Freeform’s compelling new series, “Cruel Summer,” captures viewers in its drama, twists and mystery. The intense momentum as the series carries on isn’t stopping. This series tells the chilling story of how a small Texas town got flipped on its head after a bright, popular girl was kidnapped. The story is told through the parallel timelines of its two main characters, Jeanette Turner (Chiara Aurelia) and Kate Wallace (Olivia Holt). Over the course of 1993, 1994 and 1995, their paths cross for the worse when Jeanette is speculated to be involved in Kate’s kidnapping.
Like many shows targeting teen and young adult audiences, “Cruel Summer” sets out to address serious issues plaguing today’s world such as domestic abuse, mental health and grooming. These problems are rooted deep and interwoven in the circumstances surrounding the kidnapping. What this show does right is demonstrated through the technical and acting choices that maintain the severity of the topics discussed in a way that remains artistic and appealing to viewers.
This visual narrative covers over three years in the nineties, but it is told inconsecutively. The show throws the viewer from puzzle piece to puzzle piece, slowly learning how everything connects to the big picture. A production choice such as this sets forth a challenge for the audience who must connect the story, the crime, the characters and the community without all of the details. They only see particular, pivotal days that shift and shape the lives of these girls. This is a limited narrative, yes, but that creates the perfect atmosphere for suspense. Mystery is not only created through the crime itself, but also because the community is truly involved in who knows what and what may have happened to trigger the events that unfolded. This includes the two young girls’ own victimization from domestic abuse and the grooming from the new assistant principal that the other adults neglected.
Some of the stylistic choices that lend themselves most to demonstrating the emotional and mental wear of the kidnapping and lawsuits on the two main characters are the color and costume choices. 1993, the year before the world turned upside down, has a golden hue to it and the characters were fashioned in bright colors to convey their youth and naivety. 1994 evokes a strange, unchartered in between feeling with a pale blue hue that washes out the characters and their former vibrancy. This was the period of time in which Kate had just returned, and the community was dazed, uncertain and in a state of simply existing in this space. The final period of time shown to the viewers is 1995 where everything exists in a near grey scale.

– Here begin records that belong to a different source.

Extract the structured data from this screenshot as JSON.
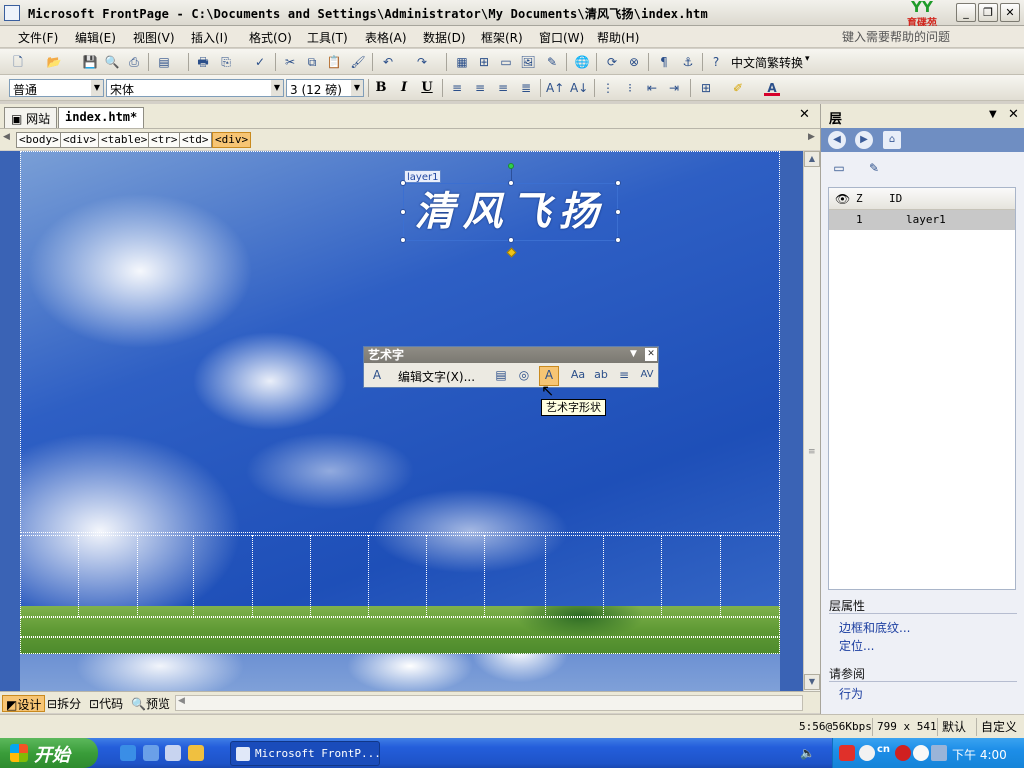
{
  "window": {
    "title": "Microsoft FrontPage - C:\\Documents and Settings\\Administrator\\My Documents\\清风飞扬\\index.htm",
    "logo_text": "育碟苑"
  },
  "menu": [
    "文件(F)",
    "编辑(E)",
    "视图(V)",
    "插入(I)",
    "格式(O)",
    "工具(T)",
    "表格(A)",
    "数据(D)",
    "框架(R)",
    "窗口(W)",
    "帮助(H)"
  ],
  "help_placeholder": "键入需要帮助的问题",
  "toolbar": {
    "convert_label": "中文简繁转换"
  },
  "format": {
    "style": "普通",
    "font": "宋体",
    "size": "3 (12 磅)"
  },
  "tabs": {
    "site": "网站",
    "doc": "index.htm*"
  },
  "tags": [
    "<body>",
    "<div>",
    "<table>",
    "<tr>",
    "<td>",
    "<div>"
  ],
  "layer": {
    "label": "layer1",
    "wordart_text": "清风飞扬"
  },
  "wordart_toolbar": {
    "title": "艺术字",
    "edit_label": "编辑文字(X)...",
    "tooltip": "艺术字形状"
  },
  "views": [
    "设计",
    "拆分",
    "代码",
    "预览"
  ],
  "pane": {
    "title": "层",
    "col_z": "Z",
    "col_id": "ID",
    "rows": [
      {
        "z": "1",
        "id": "layer1"
      }
    ],
    "props_title": "层属性",
    "links": [
      "边框和底纹...",
      "定位..."
    ],
    "see_also": "请参阅",
    "see_links": [
      "行为"
    ]
  },
  "status": {
    "speed": "5:56@56Kbps",
    "size": "799 x 541",
    "mode": "默认",
    "custom": "自定义"
  },
  "taskbar": {
    "start": "开始",
    "app": "Microsoft FrontP...",
    "clock": "下午 4:00"
  }
}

The girls donne chopped hairdos and seemingly only have black or dark red available in their wardrobe. This choice echoes their changed lives which have been completely stripped of blissful youth. Additionally, their mental state is reflected in these production choices to ultimately show a near deterioration.
As the two strongest forces to keep this show compelling and propelling forward, Aurelia and Holt took on the mammoth task of essentially creating three different characters in themselves. The story, stretched over the course of three years, displays three versions of Jeanette and Kate to show how the outstanding incident of kidnapping and the influence of their surrounding community dragged both girls from the glow of youthful innocence to walking embodiments of grunge and despair. The changes in character are distinct and abrupt, but not soapy or cheesy. Instead of jarring the audience, the story maintains the effect of portraying just how drastically trauma can change people in such a short amount of time. These actresses demonstrate a powerful range of lighthearted existence that is gradually shattered as the demons in and around them seep out at each of life’s cruel twists. The community that ultimately reacts to their situation deals with their experiences in complicated, cowardly, and harmful ways that poison their young lives. Jeanette and Kate are left with the disaster on their shoulders and the details so skewed, they are incapable of even trusting themselves.
Beautifully tragic, “Cruel Summer” pushes the boundaries every episode with bold and creative choices that leave their mark on audiences. Aurelia, Holt and the remaining ambitious cast have thus far delivered a haunting account of just how deeply the terribly present issues of domestic abuse, mental health and grooming take hold of young lives. Freeform’s new show is fiercely authentic, serving as a wake up call to parents and trusted adults to ensure they’re cultivating a community that will allow their youth to be heard and protected.
Catch ‘Cruel Summer’ on Freeform Tuesdays at 10 p.m or the next day on Hulu.